Trailer orders fell 71% in August compared to a record August a year ago. Fleets are still absorbing all of last year's orders. (Photo: NACFE)

Trailer orders fell 71% in August compared to a record August a year ago. Fleets are still absorbing all of last year's orders. (Photo: NACFE)

Story by FreightWaves’ Alan Adler

Orders for new trailers continued to stagnate in August as cancellations rose and backlogs of equipment in production queues fell.

FTR Transportation Intelligence reported final orders for August of 10,400. ACT Research pegged preliminary orders slightly higher at 10,500. Both numbers were about 70% below the 38,000 new trailer orders placed in August 2018.

When canceled orders are included, the net month-over-month gain was 2% compared to reported orders, said Frank Maly, ACT’s director of Commercial Vehicle Transportation Analysis and Research.

All three major categories — dry vans, refrigerated units and flatbeds — saw lower orders as dealers and fleets absorb record deliveries based on orders pulled ahead and placed in 2018. Trailer orders for the past 12 months total 300,200 units, according to FTR.

Dry van orders grew slightly in August but cancelations reduced the month-over-month gain. (Chart/ FreightWaves SONAR: Orders.Van )

Dry van orders grew slightly in August but cancelations reduced the month-over-month gain. (Chart/ FreightWaves SONAR: Orders.Van )

Backlogs fell for the eighth straight month and are now at their lowest level since late 2017, said Don Ake, FTR vice president of commercial vehicles. However, trailer production stayed strong at near-record levels in August. 

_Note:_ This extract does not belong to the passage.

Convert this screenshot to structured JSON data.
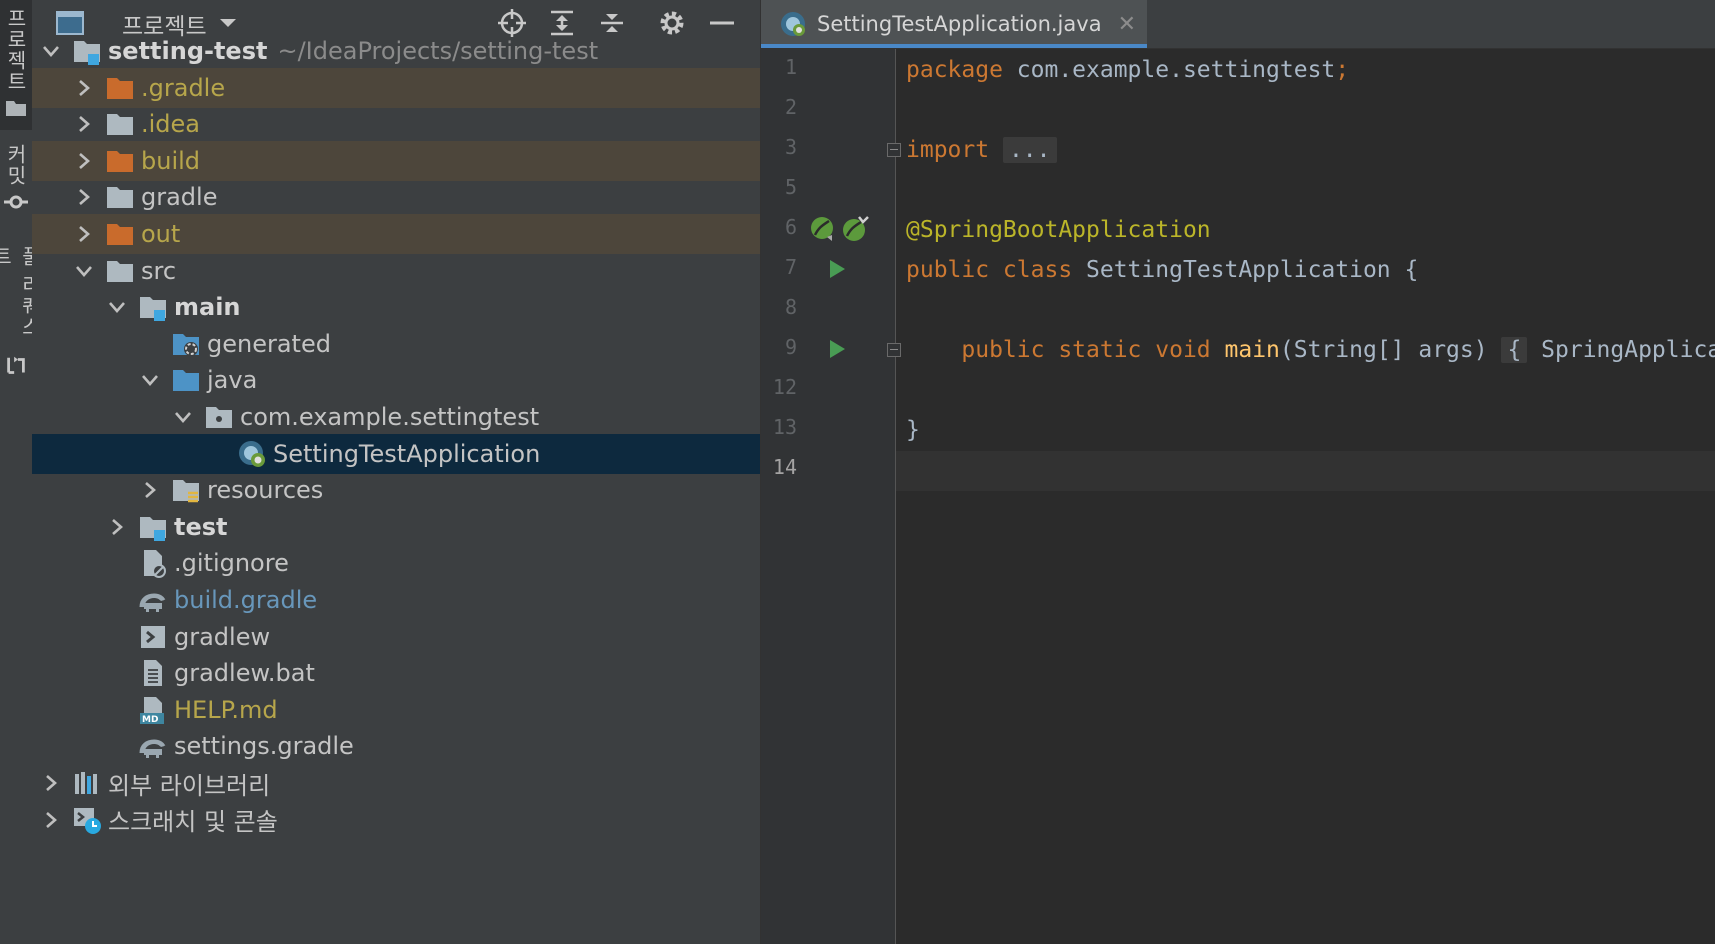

“Trailer orders should begin to rise in September as a few fleets place orders for 2020,” Ake said. Orders should significantly improve in October and months following as the market returns to traditional ordering patterns, he said, adding that flatbed and dump trailer sales will suffer from weakness in the industrial sector.

ACT’s Maly said August orders should have been higher because order boards for 2020 were open, but “fleets and dealers are still reassessing their true equipment needs for the remainder of this year.

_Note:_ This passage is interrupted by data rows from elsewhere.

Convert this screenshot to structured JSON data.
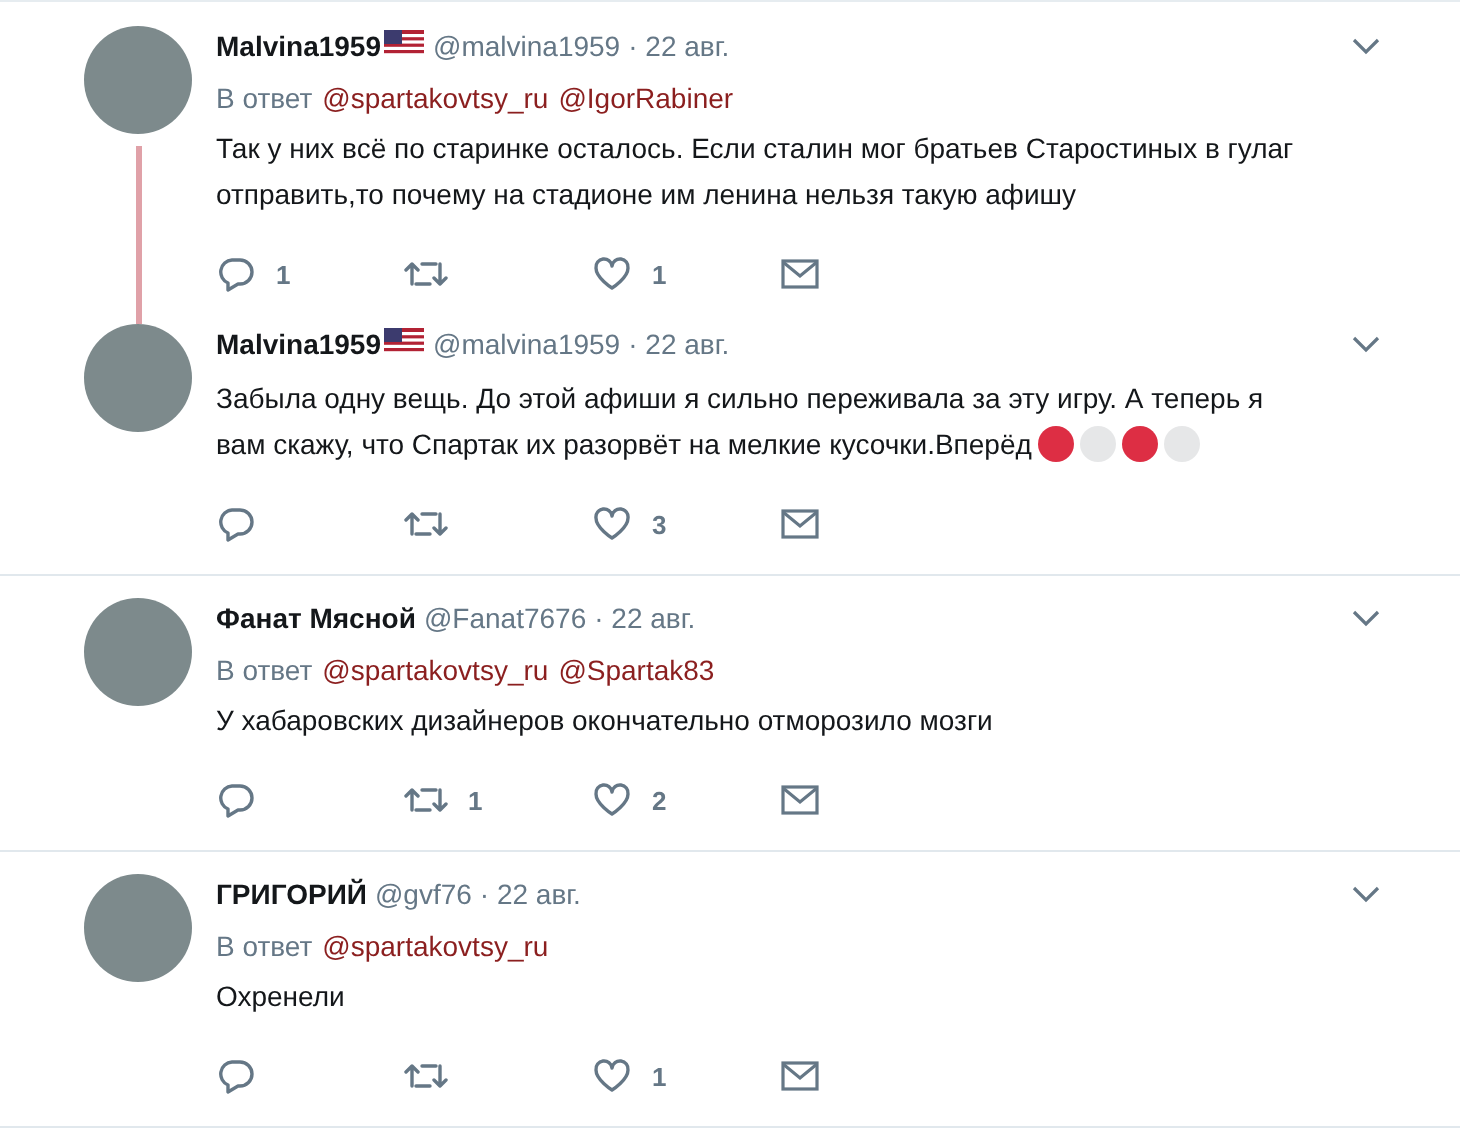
{
  "conversations": [
    {
      "tweets": [
        {
          "name": "Malvina1959",
          "flag": true,
          "handle": "@malvina1959",
          "date": "· 22 авг.",
          "reply_label": "В ответ",
          "reply_to": [
            "@spartakovtsy_ru",
            "@IgorRabiner"
          ],
          "text": "Так у них всё по старинке осталось. Если сталин мог братьев Старостиных в гулаг отправить,то почему на стадионе им ленина нельзя такую афишу",
          "replies": "1",
          "likes": "1"
        },
        {
          "name": "Malvina1959",
          "flag": true,
          "handle": "@malvina1959",
          "date": "· 22 авг.",
          "text": "Забыла одну вещь. До этой афиши я сильно переживала за эту игру. А теперь я вам скажу, что Спартак их разорвёт на мелкие кусочки.Вперёд",
          "emoji": [
            {
              "color": "#dd2e44"
            },
            {
              "color": "#e6e7e8"
            },
            {
              "color": "#dd2e44"
            },
            {
              "color": "#e6e7e8"
            }
          ],
          "likes": "3"
        }
      ]
    },
    {
      "tweets": [
        {
          "name": "Фанат Мясной",
          "handle": "@Fanat7676",
          "date": "· 22 авг.",
          "reply_label": "В ответ",
          "reply_to": [
            "@spartakovtsy_ru",
            "@Spartak83"
          ],
          "text": "У хабаровских дизайнеров окончательно отморозило мозги",
          "retweets": "1",
          "likes": "2"
        }
      ]
    },
    {
      "tweets": [
        {
          "name": "ГРИГОРИЙ",
          "handle": "@gvf76",
          "date": "· 22 авг.",
          "reply_label": "В ответ",
          "reply_to": [
            "@spartakovtsy_ru"
          ],
          "text": "Охренели",
          "likes": "1"
        }
      ]
    }
  ]
}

“On a seasonally adjusted basis, net orders actually declined 14% from July,” Maly said. That reflects economic uncertainty, lower freight volumes and rates, as well as tariff concerns, he said.

Trailers ordered now typically would be delivered in mid-January 2020, though some build slots are available in the fourth quarter, Maly said.